◆ Activity: Would you please copy every line below that includes the string "JSON"?

Web page and app entries:
.....

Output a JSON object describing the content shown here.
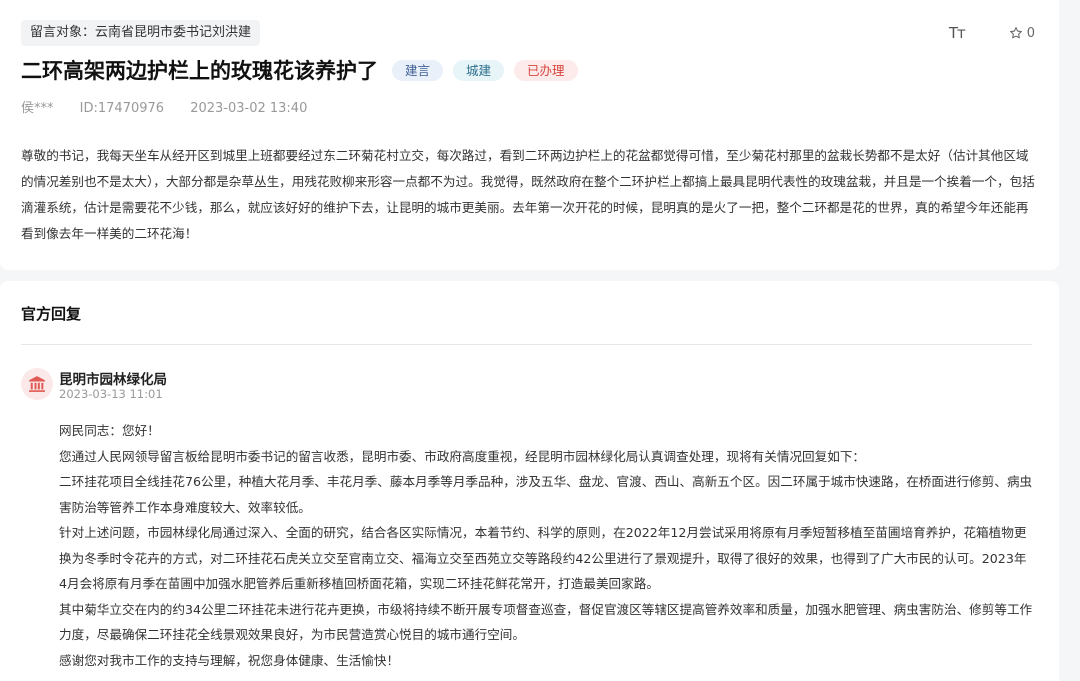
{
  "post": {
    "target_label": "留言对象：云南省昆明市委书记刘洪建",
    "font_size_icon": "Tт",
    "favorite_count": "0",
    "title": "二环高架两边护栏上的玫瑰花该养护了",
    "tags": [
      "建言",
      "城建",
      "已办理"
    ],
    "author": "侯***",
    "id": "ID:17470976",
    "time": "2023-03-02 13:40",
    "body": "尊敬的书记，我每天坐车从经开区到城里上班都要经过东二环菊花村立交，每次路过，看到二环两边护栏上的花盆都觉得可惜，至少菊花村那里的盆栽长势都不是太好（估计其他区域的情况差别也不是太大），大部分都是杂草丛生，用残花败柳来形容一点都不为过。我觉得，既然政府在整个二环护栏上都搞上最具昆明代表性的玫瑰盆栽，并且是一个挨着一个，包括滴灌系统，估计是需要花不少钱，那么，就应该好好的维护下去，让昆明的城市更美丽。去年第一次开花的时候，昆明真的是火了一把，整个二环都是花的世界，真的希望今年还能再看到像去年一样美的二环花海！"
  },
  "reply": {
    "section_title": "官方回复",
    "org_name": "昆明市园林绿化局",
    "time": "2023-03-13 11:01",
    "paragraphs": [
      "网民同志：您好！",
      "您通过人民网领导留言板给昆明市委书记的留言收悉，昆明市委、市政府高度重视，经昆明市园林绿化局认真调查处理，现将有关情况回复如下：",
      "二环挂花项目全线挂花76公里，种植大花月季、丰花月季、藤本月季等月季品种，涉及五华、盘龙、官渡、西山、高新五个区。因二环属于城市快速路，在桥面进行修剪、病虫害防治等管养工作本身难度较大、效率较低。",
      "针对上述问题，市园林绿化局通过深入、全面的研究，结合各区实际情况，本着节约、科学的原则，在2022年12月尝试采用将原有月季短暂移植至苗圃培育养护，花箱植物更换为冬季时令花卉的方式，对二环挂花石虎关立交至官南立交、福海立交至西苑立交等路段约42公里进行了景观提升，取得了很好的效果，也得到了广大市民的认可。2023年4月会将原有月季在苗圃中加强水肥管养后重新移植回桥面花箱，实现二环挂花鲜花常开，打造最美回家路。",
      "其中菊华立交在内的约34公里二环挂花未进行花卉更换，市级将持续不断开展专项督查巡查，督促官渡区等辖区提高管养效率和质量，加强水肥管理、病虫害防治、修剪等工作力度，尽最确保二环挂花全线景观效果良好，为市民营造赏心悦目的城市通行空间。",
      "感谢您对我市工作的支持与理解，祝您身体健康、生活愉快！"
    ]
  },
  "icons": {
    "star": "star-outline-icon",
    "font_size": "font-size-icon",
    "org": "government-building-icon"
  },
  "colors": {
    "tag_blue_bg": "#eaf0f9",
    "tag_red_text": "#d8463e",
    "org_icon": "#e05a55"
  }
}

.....

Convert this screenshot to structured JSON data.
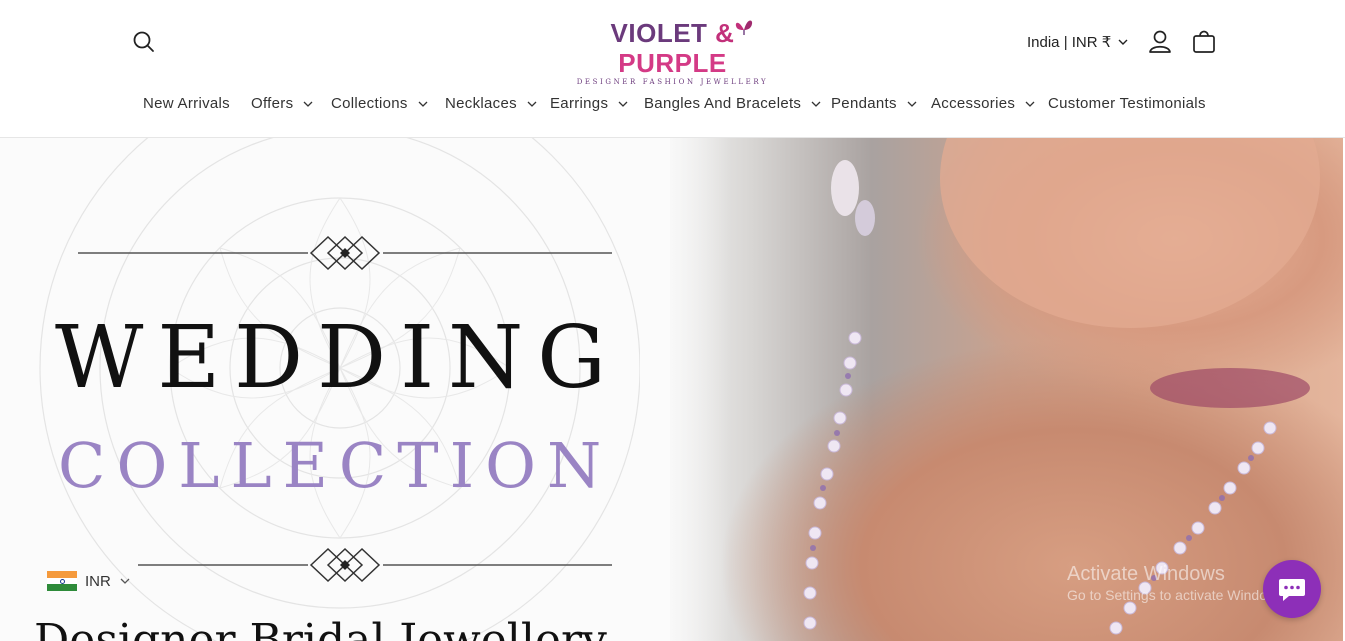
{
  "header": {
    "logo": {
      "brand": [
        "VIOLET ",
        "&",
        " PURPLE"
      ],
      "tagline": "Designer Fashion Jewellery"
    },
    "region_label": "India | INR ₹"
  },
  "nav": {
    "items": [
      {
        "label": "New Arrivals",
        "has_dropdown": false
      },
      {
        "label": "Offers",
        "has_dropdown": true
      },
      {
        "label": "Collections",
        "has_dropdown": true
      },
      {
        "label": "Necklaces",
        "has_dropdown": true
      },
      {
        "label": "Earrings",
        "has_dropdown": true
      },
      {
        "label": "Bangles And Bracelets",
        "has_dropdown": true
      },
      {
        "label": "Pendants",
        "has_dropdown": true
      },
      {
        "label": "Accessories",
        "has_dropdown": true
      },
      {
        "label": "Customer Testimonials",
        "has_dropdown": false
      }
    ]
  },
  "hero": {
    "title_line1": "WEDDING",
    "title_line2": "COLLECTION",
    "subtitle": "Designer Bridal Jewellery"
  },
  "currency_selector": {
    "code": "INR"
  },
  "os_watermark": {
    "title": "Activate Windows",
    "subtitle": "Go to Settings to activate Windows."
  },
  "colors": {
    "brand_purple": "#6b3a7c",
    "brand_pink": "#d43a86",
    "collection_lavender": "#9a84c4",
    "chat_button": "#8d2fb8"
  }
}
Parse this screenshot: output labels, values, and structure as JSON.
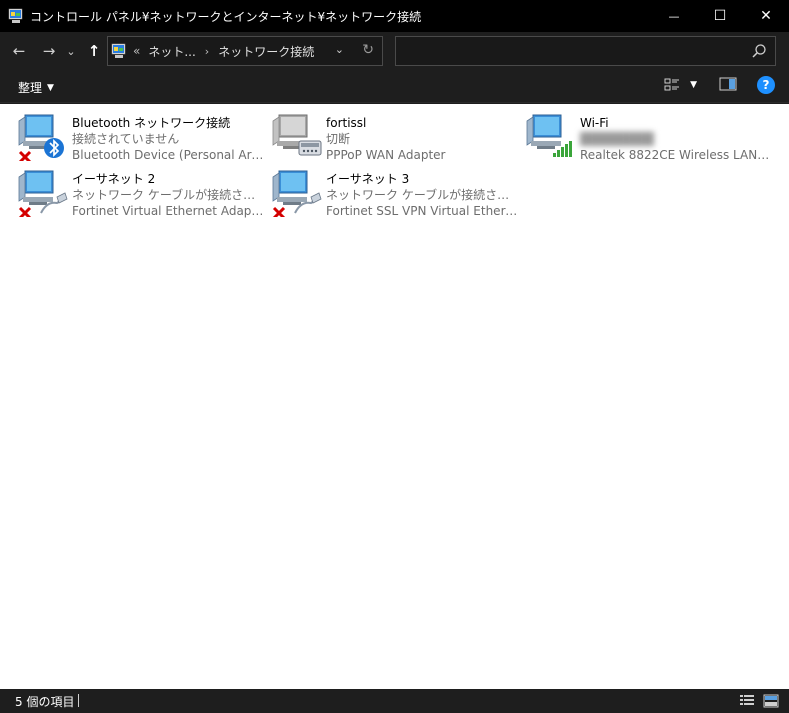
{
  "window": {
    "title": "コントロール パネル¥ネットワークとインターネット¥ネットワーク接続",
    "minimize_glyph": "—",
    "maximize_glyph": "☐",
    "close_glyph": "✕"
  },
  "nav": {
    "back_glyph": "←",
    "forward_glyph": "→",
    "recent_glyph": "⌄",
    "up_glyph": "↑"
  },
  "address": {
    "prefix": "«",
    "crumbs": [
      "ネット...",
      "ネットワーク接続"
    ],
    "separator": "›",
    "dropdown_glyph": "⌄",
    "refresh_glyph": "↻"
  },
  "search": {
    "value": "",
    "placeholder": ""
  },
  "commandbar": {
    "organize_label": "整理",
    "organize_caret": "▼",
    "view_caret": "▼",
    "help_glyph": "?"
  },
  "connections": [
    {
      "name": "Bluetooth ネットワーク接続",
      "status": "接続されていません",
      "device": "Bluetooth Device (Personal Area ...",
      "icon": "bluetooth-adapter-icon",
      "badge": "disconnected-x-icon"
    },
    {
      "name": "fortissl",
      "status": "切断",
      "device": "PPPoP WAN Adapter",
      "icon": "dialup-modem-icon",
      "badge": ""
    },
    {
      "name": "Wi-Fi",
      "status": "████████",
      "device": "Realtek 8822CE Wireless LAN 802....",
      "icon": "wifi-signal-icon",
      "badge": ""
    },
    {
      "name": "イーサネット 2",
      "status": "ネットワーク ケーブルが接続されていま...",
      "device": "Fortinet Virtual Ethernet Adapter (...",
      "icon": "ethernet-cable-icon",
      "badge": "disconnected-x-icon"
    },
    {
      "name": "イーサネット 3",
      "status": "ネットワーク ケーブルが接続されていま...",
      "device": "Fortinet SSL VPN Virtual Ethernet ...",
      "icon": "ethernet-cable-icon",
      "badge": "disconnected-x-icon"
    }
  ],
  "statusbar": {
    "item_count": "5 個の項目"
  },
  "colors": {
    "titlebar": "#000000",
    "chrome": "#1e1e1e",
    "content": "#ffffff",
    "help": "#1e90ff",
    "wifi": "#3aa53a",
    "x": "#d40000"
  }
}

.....

◆ Response:
Output a JSON object describing the content shown here.
Convert this screenshot to structured JSON data.
Parse this screenshot: output labels, values, and structure as JSON.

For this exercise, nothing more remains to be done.